– The fly could not have been caught.

This definitely means “It was not possible for the fly to be caught.” If you want the “It is possible that the fly has not been caught” meaning, you’d say “The fly may not have been caught” or do a workaround like “It could be that the fly hasn’t been caught.” There’s no compact way to translate “Die Fliege hätte sich nicht fangen lassen können”; you’d have to make it “The fly could have avoided being caught” or something. You might hear “The fly could have not been caught” in spoken English, but it would be rather frowned upon.

Why isn’t “konnte gefangen werden” clear?

7 years ago
Reply to  Emanuel

Ah, right. I know I’ve seen that second type of example, but it’s always a little confusing for English speakers, because “can/could” just doesn’t work that way. We’ve given that second meaning to “be able to,” but either way it doesn’t work well with passive (which is part of why Anglophone students tend to be warned away from the passive voice).

– A catastrophe could be prevented.

Sounds completely conditional/future. A catastrophe could be prevented… if the authorities would just take the right precautions. Even with the fly example…

– The fly could be caught.

While it sounds far more like an indicative statement about the past, it’s saying nothing about whether or not the fly WAS caught. Maybe it’s faintly implied (how do you know the fly was catchable if nobody caught it?), but the verb as such just affirms possibility.

– Thomas was able to catch the fly.

This tells us that the fly was caught, but you really can’t make a passive statement with “be able to.”

“Können” is just a bit more robust than “can,” I guess.

7 years ago
Reply to  Emanuel

Gern geschehen!

It’s really helpful from my end to see how you process these things too – feels like access into German mental space. :)

Yeah, English really has non-modal verb phrases corresponding to a lot of its modal verbs…

– can = be able to
– may = be allowed to
– must = have (got) to

It all feels sort of messy to me when I think about it.

7 years ago

I am taking a very simple course in German to learn more words and excerise my memory. The course is about remembering the infinitive forms of 172 german irregular verbs. Of course lassen and lesen are on that list. However with help from my husband I discovered that on of the verbs on the list is mis-spelled. (My husband had good grades in German at school and has a german mother). At that age I took Spanish instead.
I am so proud now that I ´d like to tell somebody.

Thank you for teaching grammar and putting words into context. That is very motivating. Sometimes I learn, sometimes I just enjoy comparing languages.

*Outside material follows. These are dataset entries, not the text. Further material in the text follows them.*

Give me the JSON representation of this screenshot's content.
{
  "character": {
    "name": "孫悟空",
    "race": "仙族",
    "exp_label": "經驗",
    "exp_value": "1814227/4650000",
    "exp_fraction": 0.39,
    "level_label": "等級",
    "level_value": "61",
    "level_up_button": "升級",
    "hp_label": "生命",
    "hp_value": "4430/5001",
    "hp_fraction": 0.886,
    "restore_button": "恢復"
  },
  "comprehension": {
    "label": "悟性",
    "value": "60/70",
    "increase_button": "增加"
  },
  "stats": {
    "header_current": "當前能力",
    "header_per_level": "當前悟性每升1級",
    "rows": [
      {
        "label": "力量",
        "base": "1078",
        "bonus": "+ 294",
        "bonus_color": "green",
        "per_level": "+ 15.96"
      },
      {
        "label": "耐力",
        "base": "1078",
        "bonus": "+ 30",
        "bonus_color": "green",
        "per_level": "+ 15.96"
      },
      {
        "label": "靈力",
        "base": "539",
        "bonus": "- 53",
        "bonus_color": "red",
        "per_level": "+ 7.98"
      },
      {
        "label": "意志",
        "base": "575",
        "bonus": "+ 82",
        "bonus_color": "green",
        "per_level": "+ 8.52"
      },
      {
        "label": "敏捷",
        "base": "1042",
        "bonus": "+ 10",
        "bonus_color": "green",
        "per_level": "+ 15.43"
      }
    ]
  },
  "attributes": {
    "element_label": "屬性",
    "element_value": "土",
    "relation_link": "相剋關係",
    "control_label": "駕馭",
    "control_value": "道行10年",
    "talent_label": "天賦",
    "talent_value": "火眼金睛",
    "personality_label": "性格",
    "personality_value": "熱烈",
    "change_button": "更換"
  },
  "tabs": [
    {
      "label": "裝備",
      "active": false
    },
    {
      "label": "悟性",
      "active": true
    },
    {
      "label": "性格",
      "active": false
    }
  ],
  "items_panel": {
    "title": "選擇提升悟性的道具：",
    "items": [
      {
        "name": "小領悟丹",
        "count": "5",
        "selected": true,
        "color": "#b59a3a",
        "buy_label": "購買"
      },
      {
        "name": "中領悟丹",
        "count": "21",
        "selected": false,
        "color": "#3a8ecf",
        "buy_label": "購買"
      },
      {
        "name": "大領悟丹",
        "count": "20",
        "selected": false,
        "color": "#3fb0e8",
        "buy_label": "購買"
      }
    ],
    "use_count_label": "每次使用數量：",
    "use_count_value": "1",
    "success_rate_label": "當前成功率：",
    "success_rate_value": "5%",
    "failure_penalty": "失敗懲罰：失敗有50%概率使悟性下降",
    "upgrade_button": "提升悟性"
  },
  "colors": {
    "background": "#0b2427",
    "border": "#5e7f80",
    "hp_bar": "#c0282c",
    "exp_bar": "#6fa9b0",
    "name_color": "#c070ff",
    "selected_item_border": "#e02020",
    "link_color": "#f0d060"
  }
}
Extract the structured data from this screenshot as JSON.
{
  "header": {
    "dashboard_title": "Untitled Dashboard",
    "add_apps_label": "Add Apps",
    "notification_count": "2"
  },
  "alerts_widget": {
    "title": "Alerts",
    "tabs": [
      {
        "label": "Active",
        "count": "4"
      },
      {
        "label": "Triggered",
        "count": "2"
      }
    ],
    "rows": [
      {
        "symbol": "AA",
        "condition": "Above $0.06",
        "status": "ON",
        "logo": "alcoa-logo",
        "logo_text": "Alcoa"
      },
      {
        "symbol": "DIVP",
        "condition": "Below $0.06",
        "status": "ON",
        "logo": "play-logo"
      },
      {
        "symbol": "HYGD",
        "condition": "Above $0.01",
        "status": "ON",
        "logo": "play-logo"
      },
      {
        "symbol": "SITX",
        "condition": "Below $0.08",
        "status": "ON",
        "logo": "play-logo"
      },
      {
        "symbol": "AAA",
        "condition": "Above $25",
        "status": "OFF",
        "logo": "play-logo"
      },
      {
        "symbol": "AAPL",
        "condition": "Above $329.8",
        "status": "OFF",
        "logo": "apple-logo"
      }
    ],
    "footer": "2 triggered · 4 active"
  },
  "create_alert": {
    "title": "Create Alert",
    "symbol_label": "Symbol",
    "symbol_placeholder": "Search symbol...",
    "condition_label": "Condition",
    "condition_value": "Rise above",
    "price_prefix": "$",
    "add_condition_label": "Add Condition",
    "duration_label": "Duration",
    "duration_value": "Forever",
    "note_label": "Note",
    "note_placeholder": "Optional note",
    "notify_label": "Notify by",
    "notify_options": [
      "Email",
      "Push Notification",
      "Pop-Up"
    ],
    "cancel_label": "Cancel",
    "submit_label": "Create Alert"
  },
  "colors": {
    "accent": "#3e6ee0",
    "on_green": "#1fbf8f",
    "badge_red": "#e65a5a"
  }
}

Grateful Reader
Grateful Reader
7 years ago
Reply to  EmmaSofia

Which one was misspelled?

7 years ago

“Pfeifen ” as “preifen” Silly, it seemed guite ungeman.

Amanda Burth
Amanda Burth
7 years ago

Hi! I was just discussing fallen lassen with my german husband and he says that it is NOT fallen gelassen in the perfect tense. Is this right?
He says “ich habe das Glas fallen lassen.” I would think that it is “ich habe das Glas fallen gelassen” Danke!

Grateful Reader
Grateful Reader
7 years ago
Reply to  Amanda Burth

Your husband is correct. It’s hat fallen lassen.
According to canoo, the version with ge- is in principle not false, but it’s seldom used and I suppose for many Germans it will simply sound false.


Grateful Reader
Grateful Reader
7 years ago
Reply to  Emanuel

Well, it was only a supposition based on the rare usage (acc, to Canoo). Plus, Amanda’s husband did think it was wrong :)